(Excerpted records)

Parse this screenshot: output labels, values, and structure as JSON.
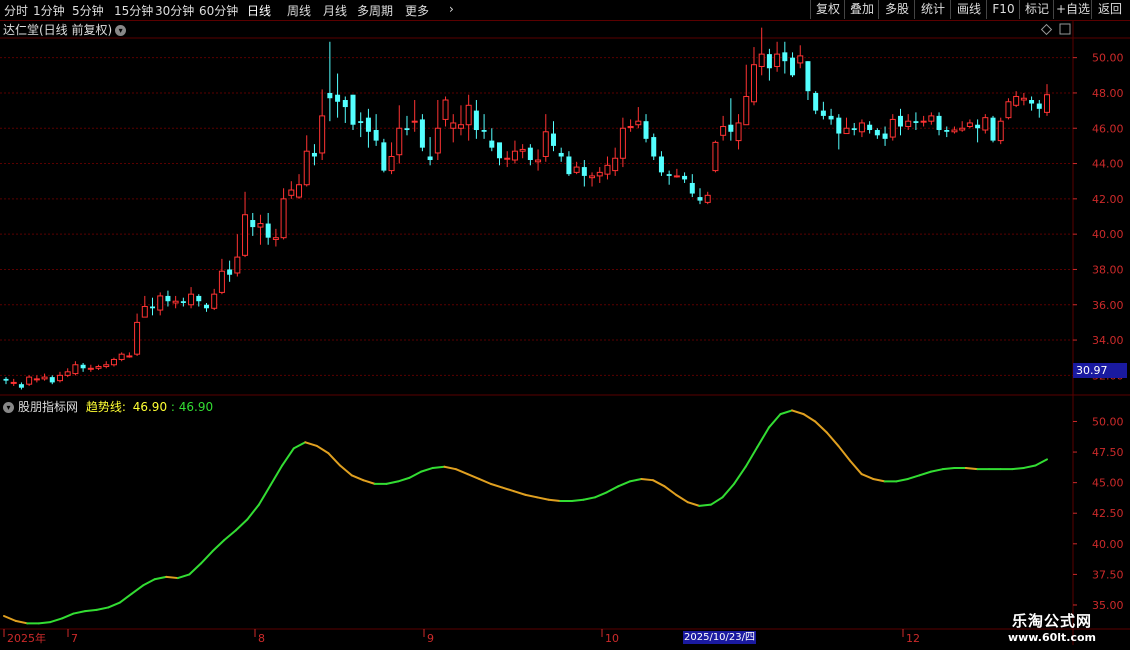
{
  "toolbar": {
    "periods": [
      "分时",
      "1分钟",
      "5分钟",
      "15分钟",
      "30分钟",
      "60分钟",
      "日线",
      "周线",
      "月线",
      "多周期",
      "更多"
    ],
    "active": "日线",
    "more_arrow": "›",
    "buttons": [
      "复权",
      "叠加",
      "多股",
      "统计",
      "画线",
      "F10",
      "标记",
      "+自选",
      "返回"
    ]
  },
  "main_panel": {
    "title": "达仁堂(日线 前复权)",
    "last_price_tag": "30.97",
    "icons": [
      "chevron-down-icon",
      "diamond-icon",
      "panel-toggle-icon"
    ]
  },
  "indicator_panel": {
    "name": "股朋指标网",
    "line_label": "趋势线:",
    "value_yellow": "46.90",
    "value_green": ": 46.90"
  },
  "x_axis": {
    "labels": [
      "2025年",
      "7",
      "8",
      "9",
      "10",
      "12"
    ],
    "cursor_date": "2025/10/23/四"
  },
  "watermark": {
    "line1": "乐淘公式网",
    "line2": "www.60lt.com"
  },
  "colors": {
    "up": "#ff3333",
    "down": "#54ffff",
    "trend_up": "#33dd33",
    "trend_down": "#e0a020",
    "grid": "#5a0000",
    "axis": "#cc2a2a"
  },
  "chart_data": [
    {
      "type": "candlestick",
      "title": "达仁堂(日线 前复权)",
      "ylim": [
        31,
        51
      ],
      "yticks": [
        "50.00",
        "48.00",
        "46.00",
        "44.00",
        "42.00",
        "40.00",
        "38.00",
        "36.00",
        "34.00",
        "32.00"
      ],
      "candles": [
        [
          31.8,
          31.7,
          31.9,
          31.5
        ],
        [
          31.6,
          31.6,
          31.8,
          31.4
        ],
        [
          31.5,
          31.3,
          31.6,
          31.2
        ],
        [
          31.5,
          31.9,
          32.0,
          31.4
        ],
        [
          31.8,
          31.8,
          32.0,
          31.6
        ],
        [
          31.8,
          31.9,
          32.1,
          31.7
        ],
        [
          31.9,
          31.6,
          32.0,
          31.5
        ],
        [
          31.7,
          32.0,
          32.2,
          31.6
        ],
        [
          32.0,
          32.2,
          32.4,
          31.9
        ],
        [
          32.1,
          32.6,
          32.8,
          32.0
        ],
        [
          32.6,
          32.4,
          32.7,
          32.2
        ],
        [
          32.4,
          32.4,
          32.6,
          32.2
        ],
        [
          32.4,
          32.5,
          32.6,
          32.3
        ],
        [
          32.5,
          32.6,
          32.8,
          32.4
        ],
        [
          32.6,
          32.9,
          33.0,
          32.5
        ],
        [
          32.9,
          33.2,
          33.3,
          32.8
        ],
        [
          33.1,
          33.1,
          33.3,
          33.0
        ],
        [
          33.2,
          35.0,
          35.5,
          33.1
        ],
        [
          35.3,
          35.9,
          36.5,
          35.3
        ],
        [
          35.9,
          35.8,
          36.4,
          35.4
        ],
        [
          35.7,
          36.5,
          36.7,
          35.4
        ],
        [
          36.5,
          36.2,
          36.8,
          35.9
        ],
        [
          36.1,
          36.2,
          36.5,
          35.8
        ],
        [
          36.2,
          36.1,
          36.4,
          35.9
        ],
        [
          36.0,
          36.6,
          37.0,
          35.8
        ],
        [
          36.5,
          36.2,
          36.6,
          35.9
        ],
        [
          36.0,
          35.8,
          36.1,
          35.6
        ],
        [
          35.8,
          36.6,
          36.9,
          35.7
        ],
        [
          36.7,
          37.9,
          38.6,
          36.6
        ],
        [
          38.0,
          37.7,
          38.5,
          37.3
        ],
        [
          37.8,
          38.7,
          40.0,
          37.6
        ],
        [
          38.8,
          41.1,
          42.4,
          38.7
        ],
        [
          40.8,
          40.4,
          41.2,
          39.9
        ],
        [
          40.4,
          40.6,
          41.1,
          39.4
        ],
        [
          40.6,
          39.8,
          41.2,
          39.4
        ],
        [
          39.7,
          39.8,
          40.3,
          39.3
        ],
        [
          39.8,
          42.0,
          42.6,
          39.7
        ],
        [
          42.2,
          42.5,
          43.0,
          42.0
        ],
        [
          42.1,
          42.8,
          43.4,
          42.0
        ],
        [
          42.8,
          44.7,
          45.6,
          42.7
        ],
        [
          44.6,
          44.4,
          45.1,
          43.9
        ],
        [
          44.6,
          46.7,
          48.2,
          44.2
        ],
        [
          48.0,
          47.7,
          50.9,
          46.4
        ],
        [
          47.9,
          47.5,
          49.1,
          46.6
        ],
        [
          47.6,
          47.2,
          47.8,
          46.3
        ],
        [
          47.9,
          46.2,
          47.9,
          45.9
        ],
        [
          46.4,
          46.3,
          46.9,
          45.5
        ],
        [
          46.6,
          45.8,
          47.1,
          44.9
        ],
        [
          45.9,
          45.3,
          46.8,
          45.0
        ],
        [
          45.2,
          43.6,
          45.4,
          43.5
        ],
        [
          43.6,
          44.4,
          45.2,
          43.4
        ],
        [
          44.5,
          46.0,
          47.3,
          44.0
        ],
        [
          46.0,
          45.9,
          46.7,
          45.6
        ],
        [
          46.4,
          46.4,
          47.6,
          45.8
        ],
        [
          46.5,
          44.9,
          46.8,
          44.7
        ],
        [
          44.4,
          44.2,
          45.5,
          43.9
        ],
        [
          44.6,
          46.0,
          47.6,
          44.2
        ],
        [
          46.5,
          47.6,
          47.8,
          46.1
        ],
        [
          46.0,
          46.3,
          46.8,
          45.2
        ],
        [
          46.0,
          46.2,
          47.3,
          45.6
        ],
        [
          46.2,
          47.3,
          47.9,
          45.3
        ],
        [
          47.0,
          45.9,
          47.6,
          45.4
        ],
        [
          45.9,
          45.8,
          46.8,
          45.4
        ],
        [
          45.3,
          44.9,
          46.0,
          44.7
        ],
        [
          45.2,
          44.3,
          44.9,
          43.9
        ],
        [
          44.3,
          44.3,
          44.7,
          43.8
        ],
        [
          44.2,
          44.7,
          45.3,
          44.0
        ],
        [
          44.7,
          44.8,
          45.1,
          44.3
        ],
        [
          44.9,
          44.2,
          45.1,
          43.9
        ],
        [
          44.1,
          44.2,
          44.8,
          43.6
        ],
        [
          44.4,
          45.8,
          46.8,
          44.1
        ],
        [
          45.7,
          45.0,
          46.4,
          44.7
        ],
        [
          44.6,
          44.4,
          44.9,
          44.1
        ],
        [
          44.4,
          43.4,
          44.7,
          43.3
        ],
        [
          43.5,
          43.8,
          44.1,
          43.4
        ],
        [
          43.8,
          43.3,
          44.2,
          42.7
        ],
        [
          43.2,
          43.3,
          43.5,
          42.7
        ],
        [
          43.3,
          43.5,
          43.8,
          42.9
        ],
        [
          43.4,
          43.9,
          44.4,
          43.1
        ],
        [
          43.6,
          44.3,
          44.9,
          43.3
        ],
        [
          44.3,
          46.0,
          46.6,
          43.8
        ],
        [
          46.1,
          46.1,
          46.5,
          45.8
        ],
        [
          46.2,
          46.4,
          47.2,
          46.0
        ],
        [
          46.4,
          45.4,
          46.8,
          45.2
        ],
        [
          45.5,
          44.4,
          45.7,
          44.2
        ],
        [
          44.4,
          43.5,
          44.7,
          43.3
        ],
        [
          43.4,
          43.3,
          43.6,
          42.8
        ],
        [
          43.3,
          43.3,
          43.7,
          43.2
        ],
        [
          43.3,
          43.1,
          43.5,
          42.9
        ],
        [
          42.9,
          42.3,
          43.4,
          42.1
        ],
        [
          42.1,
          41.9,
          42.6,
          41.7
        ],
        [
          41.8,
          42.2,
          42.4,
          41.7
        ],
        [
          43.6,
          45.2,
          45.3,
          43.5
        ],
        [
          45.6,
          46.1,
          46.7,
          45.3
        ],
        [
          46.2,
          45.8,
          47.7,
          45.3
        ],
        [
          45.3,
          46.3,
          46.8,
          44.8
        ],
        [
          46.2,
          47.8,
          49.6,
          46.2
        ],
        [
          47.5,
          49.6,
          50.6,
          47.3
        ],
        [
          49.5,
          50.2,
          51.7,
          49.0
        ],
        [
          50.2,
          49.4,
          50.5,
          48.7
        ],
        [
          49.5,
          50.2,
          50.9,
          49.2
        ],
        [
          50.3,
          49.8,
          50.9,
          49.1
        ],
        [
          50.0,
          49.0,
          50.3,
          48.9
        ],
        [
          49.7,
          50.1,
          50.7,
          49.4
        ],
        [
          49.8,
          48.1,
          49.8,
          47.6
        ],
        [
          48.0,
          47.0,
          48.1,
          46.8
        ],
        [
          47.0,
          46.7,
          47.5,
          46.5
        ],
        [
          46.7,
          46.5,
          47.1,
          46.2
        ],
        [
          46.6,
          45.7,
          46.8,
          44.8
        ],
        [
          45.7,
          46.0,
          46.6,
          45.7
        ],
        [
          46.0,
          45.9,
          46.3,
          45.6
        ],
        [
          45.8,
          46.3,
          46.5,
          45.5
        ],
        [
          46.2,
          45.9,
          46.4,
          45.7
        ],
        [
          45.9,
          45.6,
          46.0,
          45.4
        ],
        [
          45.7,
          45.4,
          46.1,
          45.0
        ],
        [
          45.5,
          46.5,
          46.8,
          45.3
        ],
        [
          46.7,
          46.1,
          47.1,
          45.6
        ],
        [
          46.1,
          46.4,
          46.8,
          45.9
        ],
        [
          46.4,
          46.3,
          46.9,
          45.9
        ],
        [
          46.4,
          46.4,
          46.7,
          46.1
        ],
        [
          46.4,
          46.7,
          46.9,
          46.2
        ],
        [
          46.7,
          45.9,
          46.9,
          45.6
        ],
        [
          45.9,
          45.8,
          46.1,
          45.5
        ],
        [
          45.8,
          45.9,
          46.1,
          45.7
        ],
        [
          45.9,
          46.0,
          46.4,
          45.8
        ],
        [
          46.1,
          46.3,
          46.5,
          46.0
        ],
        [
          46.2,
          46.0,
          46.5,
          45.2
        ],
        [
          45.9,
          46.6,
          46.8,
          45.7
        ],
        [
          46.6,
          45.3,
          46.7,
          45.2
        ],
        [
          45.3,
          46.4,
          46.6,
          45.1
        ],
        [
          46.6,
          47.5,
          47.7,
          46.5
        ],
        [
          47.3,
          47.8,
          48.1,
          47.2
        ],
        [
          47.6,
          47.7,
          48.0,
          47.3
        ],
        [
          47.6,
          47.4,
          47.8,
          47.0
        ],
        [
          47.4,
          47.1,
          47.6,
          46.6
        ],
        [
          46.9,
          47.9,
          48.5,
          46.7
        ]
      ]
    },
    {
      "type": "line",
      "title": "股朋指标网",
      "ylim": [
        33.2,
        52
      ],
      "yticks": [
        "50.00",
        "47.50",
        "45.00",
        "42.50",
        "40.00",
        "37.50",
        "35.00"
      ],
      "series": [
        {
          "name": "趋势线",
          "values": [
            34.1,
            33.7,
            33.5,
            33.5,
            33.6,
            33.9,
            34.3,
            34.5,
            34.6,
            34.8,
            35.2,
            35.9,
            36.6,
            37.1,
            37.3,
            37.2,
            37.5,
            38.4,
            39.4,
            40.3,
            41.1,
            42.0,
            43.2,
            44.8,
            46.4,
            47.8,
            48.3,
            48.0,
            47.4,
            46.4,
            45.6,
            45.2,
            44.9,
            44.9,
            45.1,
            45.4,
            45.9,
            46.2,
            46.3,
            46.1,
            45.7,
            45.3,
            44.9,
            44.6,
            44.3,
            44.0,
            43.8,
            43.6,
            43.5,
            43.5,
            43.6,
            43.8,
            44.2,
            44.7,
            45.1,
            45.3,
            45.2,
            44.7,
            44.0,
            43.4,
            43.1,
            43.2,
            43.8,
            44.9,
            46.3,
            47.9,
            49.5,
            50.6,
            50.9,
            50.6,
            50.0,
            49.1,
            48.0,
            46.8,
            45.7,
            45.3,
            45.1,
            45.1,
            45.3,
            45.6,
            45.9,
            46.1,
            46.2,
            46.2,
            46.1,
            46.1,
            46.1,
            46.1,
            46.2,
            46.4,
            46.9
          ]
        }
      ]
    }
  ]
}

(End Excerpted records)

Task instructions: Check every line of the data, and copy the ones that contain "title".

Reply to the task:
    "title": "达仁堂(日线 前复权)",
      "title": "达仁堂(日线 前复权)",
      "title": "股朋指标网",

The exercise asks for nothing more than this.